But what were the reproaches of the Confederation of Labor and the communist extremists who were at the head of the Socialist Party? What were their common reproaches against the anarchists? They are as follows: The anarchists wished to proceed too quickly with force; their actions were precipitant; they were demoralizing the well disciplined forces of the Confederation of Labor; they did not care to understand that a revolution comes by itself, by a strange fatality.
What was the anarchist reply to this point of view?
They replied that they had done well to seize the factories: that this movement would have been sterile if not carried out to its logical end at that moment of revolutionary upsurge following the war; that one could not retreat and that at that time one could not stop on the slope without causing a violent reaction; that it was a good tactic to arm oneself; that direct appropriation had to be extended to strengthen and support the movement; that without killing the watch-dog of property, that is, the state, nothing could be taken at all.
But just think: It was the anarchists who believed they could get rid of the bourgeoisie at once! Not only must one be entirely ignorant of Italian affairs, but also an imbecile to think that everyone would foolishly believe this idea of the renunciation of power by the bourgeoisie, which has been a part of Marxist fatalism against which the anarchists have fought for forty years. It is just this "mechanical" conception of historical materialism which makes the whole social structure depend on the economic factors. It is in opposition to this that the anarchists have fought most with the Marxists: be they the opportunistic Marxists, or the partisans of a "temporary" dictatorship.
And it is precisely against the same conception of historical materialism that the latter communists had been led to believe that it is sufficient to deny the bourgeoisie the right to vote, to give it exclusively to the proletariat; gradually to crush capitalism by means of the dictatorial state! The vote, always the vote, is the lever of the socialists as well as for the communists to destroy the bourgeoisie. It is always this same fatalism which makes the communists believe (if they still do believe it) in the certain disappearance of the classes after the temporary period of dictatorship. The anarchists still believe that the capitalists must be driven away by force. So you see they are not so naive when it comes to the idea of resistance and attack.

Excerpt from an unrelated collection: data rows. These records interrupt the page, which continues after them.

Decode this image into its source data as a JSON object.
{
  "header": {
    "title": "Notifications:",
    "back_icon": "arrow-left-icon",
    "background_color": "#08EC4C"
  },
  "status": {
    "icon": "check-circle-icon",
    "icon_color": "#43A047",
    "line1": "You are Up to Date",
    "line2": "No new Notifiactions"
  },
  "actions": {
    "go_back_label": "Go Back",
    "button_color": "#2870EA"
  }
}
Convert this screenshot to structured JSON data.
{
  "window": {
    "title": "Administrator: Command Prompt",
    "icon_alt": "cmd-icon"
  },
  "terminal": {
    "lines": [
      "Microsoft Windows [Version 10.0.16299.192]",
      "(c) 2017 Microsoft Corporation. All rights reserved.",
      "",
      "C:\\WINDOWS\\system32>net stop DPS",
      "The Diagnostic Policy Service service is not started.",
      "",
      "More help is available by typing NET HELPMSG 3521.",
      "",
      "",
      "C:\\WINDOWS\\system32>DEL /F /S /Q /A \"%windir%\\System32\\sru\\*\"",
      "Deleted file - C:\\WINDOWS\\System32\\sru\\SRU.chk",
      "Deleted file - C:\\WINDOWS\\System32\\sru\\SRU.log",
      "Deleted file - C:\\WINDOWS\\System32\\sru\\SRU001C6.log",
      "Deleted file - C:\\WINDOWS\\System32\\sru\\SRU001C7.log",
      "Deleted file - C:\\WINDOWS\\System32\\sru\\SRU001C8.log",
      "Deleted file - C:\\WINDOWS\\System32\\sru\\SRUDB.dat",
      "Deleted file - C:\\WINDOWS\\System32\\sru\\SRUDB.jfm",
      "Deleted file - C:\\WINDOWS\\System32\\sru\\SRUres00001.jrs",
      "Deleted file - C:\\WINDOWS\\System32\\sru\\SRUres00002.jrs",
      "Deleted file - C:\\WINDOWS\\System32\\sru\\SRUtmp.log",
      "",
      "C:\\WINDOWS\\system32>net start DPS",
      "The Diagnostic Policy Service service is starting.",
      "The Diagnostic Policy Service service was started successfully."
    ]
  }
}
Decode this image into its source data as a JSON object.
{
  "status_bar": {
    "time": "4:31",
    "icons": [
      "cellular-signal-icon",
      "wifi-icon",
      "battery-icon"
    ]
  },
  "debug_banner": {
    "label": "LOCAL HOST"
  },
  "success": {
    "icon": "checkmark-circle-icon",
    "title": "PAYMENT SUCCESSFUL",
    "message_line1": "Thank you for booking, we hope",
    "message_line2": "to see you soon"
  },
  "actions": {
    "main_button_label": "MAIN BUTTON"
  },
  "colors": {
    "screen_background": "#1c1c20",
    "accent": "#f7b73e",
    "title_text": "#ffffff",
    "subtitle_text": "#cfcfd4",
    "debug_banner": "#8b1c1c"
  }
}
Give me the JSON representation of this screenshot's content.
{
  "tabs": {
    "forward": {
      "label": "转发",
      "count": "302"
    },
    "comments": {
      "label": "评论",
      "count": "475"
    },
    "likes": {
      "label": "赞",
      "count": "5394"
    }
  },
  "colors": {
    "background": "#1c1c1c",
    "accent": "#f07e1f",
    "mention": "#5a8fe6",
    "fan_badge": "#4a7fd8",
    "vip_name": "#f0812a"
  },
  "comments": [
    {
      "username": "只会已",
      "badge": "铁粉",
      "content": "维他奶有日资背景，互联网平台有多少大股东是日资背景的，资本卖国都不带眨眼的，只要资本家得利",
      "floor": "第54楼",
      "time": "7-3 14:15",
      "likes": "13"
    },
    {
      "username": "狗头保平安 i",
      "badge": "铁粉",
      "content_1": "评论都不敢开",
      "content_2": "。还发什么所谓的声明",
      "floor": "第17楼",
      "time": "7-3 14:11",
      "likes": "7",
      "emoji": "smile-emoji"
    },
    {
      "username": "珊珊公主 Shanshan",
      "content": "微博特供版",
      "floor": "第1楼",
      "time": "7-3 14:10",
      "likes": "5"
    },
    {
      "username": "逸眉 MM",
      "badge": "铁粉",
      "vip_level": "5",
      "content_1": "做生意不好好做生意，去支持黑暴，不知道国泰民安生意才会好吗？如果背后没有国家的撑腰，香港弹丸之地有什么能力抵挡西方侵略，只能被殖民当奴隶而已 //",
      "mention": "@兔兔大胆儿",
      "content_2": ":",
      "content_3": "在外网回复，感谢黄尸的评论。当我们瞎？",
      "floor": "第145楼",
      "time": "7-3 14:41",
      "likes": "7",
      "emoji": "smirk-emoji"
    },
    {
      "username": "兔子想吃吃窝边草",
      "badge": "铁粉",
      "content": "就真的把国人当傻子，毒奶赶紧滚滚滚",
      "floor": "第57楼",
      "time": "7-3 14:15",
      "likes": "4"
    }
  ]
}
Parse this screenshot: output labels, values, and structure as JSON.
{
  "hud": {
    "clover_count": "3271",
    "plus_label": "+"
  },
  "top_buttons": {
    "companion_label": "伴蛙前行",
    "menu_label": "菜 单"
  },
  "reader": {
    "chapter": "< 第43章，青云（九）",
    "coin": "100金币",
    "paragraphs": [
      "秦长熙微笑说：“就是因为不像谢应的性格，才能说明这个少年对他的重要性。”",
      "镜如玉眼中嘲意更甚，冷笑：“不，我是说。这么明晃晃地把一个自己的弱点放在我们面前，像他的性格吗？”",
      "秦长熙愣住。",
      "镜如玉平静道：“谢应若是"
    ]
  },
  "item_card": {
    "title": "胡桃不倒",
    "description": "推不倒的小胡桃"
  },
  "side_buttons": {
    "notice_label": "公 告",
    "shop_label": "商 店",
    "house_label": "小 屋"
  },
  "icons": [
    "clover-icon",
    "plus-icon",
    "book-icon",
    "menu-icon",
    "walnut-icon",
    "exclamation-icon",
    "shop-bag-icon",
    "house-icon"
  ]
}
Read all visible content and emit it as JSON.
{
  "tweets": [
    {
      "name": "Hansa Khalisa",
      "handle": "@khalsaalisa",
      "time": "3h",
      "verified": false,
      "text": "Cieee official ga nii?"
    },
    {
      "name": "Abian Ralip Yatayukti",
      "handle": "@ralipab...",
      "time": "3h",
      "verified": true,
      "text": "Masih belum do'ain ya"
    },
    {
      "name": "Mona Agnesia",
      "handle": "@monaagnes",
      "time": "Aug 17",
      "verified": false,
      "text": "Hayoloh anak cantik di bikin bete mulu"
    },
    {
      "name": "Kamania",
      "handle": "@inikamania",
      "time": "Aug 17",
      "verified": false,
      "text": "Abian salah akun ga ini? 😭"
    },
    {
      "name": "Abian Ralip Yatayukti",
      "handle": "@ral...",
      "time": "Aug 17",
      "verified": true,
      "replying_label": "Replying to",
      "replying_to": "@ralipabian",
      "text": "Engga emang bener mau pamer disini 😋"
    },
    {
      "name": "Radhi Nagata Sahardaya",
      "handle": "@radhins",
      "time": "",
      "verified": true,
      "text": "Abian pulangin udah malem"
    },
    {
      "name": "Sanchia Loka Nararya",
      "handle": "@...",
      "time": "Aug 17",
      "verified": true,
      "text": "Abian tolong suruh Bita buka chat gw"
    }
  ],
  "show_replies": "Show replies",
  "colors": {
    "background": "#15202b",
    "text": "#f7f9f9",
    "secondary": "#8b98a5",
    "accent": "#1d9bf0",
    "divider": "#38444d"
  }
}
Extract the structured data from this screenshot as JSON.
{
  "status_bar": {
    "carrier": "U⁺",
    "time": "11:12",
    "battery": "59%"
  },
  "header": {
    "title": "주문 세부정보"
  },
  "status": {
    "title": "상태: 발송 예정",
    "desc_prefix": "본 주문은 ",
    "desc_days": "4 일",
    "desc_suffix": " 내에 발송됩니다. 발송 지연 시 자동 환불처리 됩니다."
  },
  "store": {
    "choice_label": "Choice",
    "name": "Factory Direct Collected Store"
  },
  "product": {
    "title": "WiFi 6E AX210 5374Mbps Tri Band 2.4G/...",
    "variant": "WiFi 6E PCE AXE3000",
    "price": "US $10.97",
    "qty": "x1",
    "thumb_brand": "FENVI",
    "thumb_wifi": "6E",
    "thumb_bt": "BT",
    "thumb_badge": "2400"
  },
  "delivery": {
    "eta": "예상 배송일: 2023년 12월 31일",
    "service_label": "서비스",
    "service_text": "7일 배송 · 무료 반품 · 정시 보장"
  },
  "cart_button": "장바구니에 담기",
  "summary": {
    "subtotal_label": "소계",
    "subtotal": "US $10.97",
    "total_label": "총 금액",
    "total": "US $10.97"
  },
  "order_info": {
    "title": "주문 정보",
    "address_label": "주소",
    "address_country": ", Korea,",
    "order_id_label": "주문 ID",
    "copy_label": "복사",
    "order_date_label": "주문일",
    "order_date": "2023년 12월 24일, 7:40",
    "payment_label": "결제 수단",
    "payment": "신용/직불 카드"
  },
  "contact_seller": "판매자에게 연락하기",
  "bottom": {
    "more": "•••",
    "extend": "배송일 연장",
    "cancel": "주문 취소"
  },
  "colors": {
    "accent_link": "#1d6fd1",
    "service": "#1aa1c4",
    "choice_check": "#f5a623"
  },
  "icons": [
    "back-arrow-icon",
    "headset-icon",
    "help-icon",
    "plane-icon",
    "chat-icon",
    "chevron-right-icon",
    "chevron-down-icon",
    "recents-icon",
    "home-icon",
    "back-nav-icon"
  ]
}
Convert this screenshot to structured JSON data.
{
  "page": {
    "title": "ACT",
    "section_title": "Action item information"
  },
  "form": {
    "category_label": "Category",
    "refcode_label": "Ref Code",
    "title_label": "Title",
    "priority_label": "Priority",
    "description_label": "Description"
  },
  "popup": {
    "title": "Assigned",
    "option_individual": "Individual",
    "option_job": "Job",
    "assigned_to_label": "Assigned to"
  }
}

Fifteen years after these Red Days, we can still prove with many documents that with or without previously seizing the factories, it was the historical moment for the Italian revolution. The government could not stop it; the bourgeoisie believed it inevitable; the working class was ready for the fight. Only the tactics of delay, of obstructionism, treachery, electoral illusions (referring to the last electoral attempts), of well prepared sabotage by the communists of the Socialist Party together with the leaders of the Confederation of Labor, only these could succeed in rendering worthless the efforts of the anarchists, the Syndicalist Union and of a few sincere socialists who were soon expelled from the party for being tainted by... anarchism.
 There were anarchists in the Confederation of Labor, but they were scattered and without directing influence.
 The seizure of the factories was not originally the realization of a revolutionary conspiracy. It began as a union drive of the metal workers to restore the wage level. It was only after the industry attempted to lock them out, that the workers replied by locking themselves in.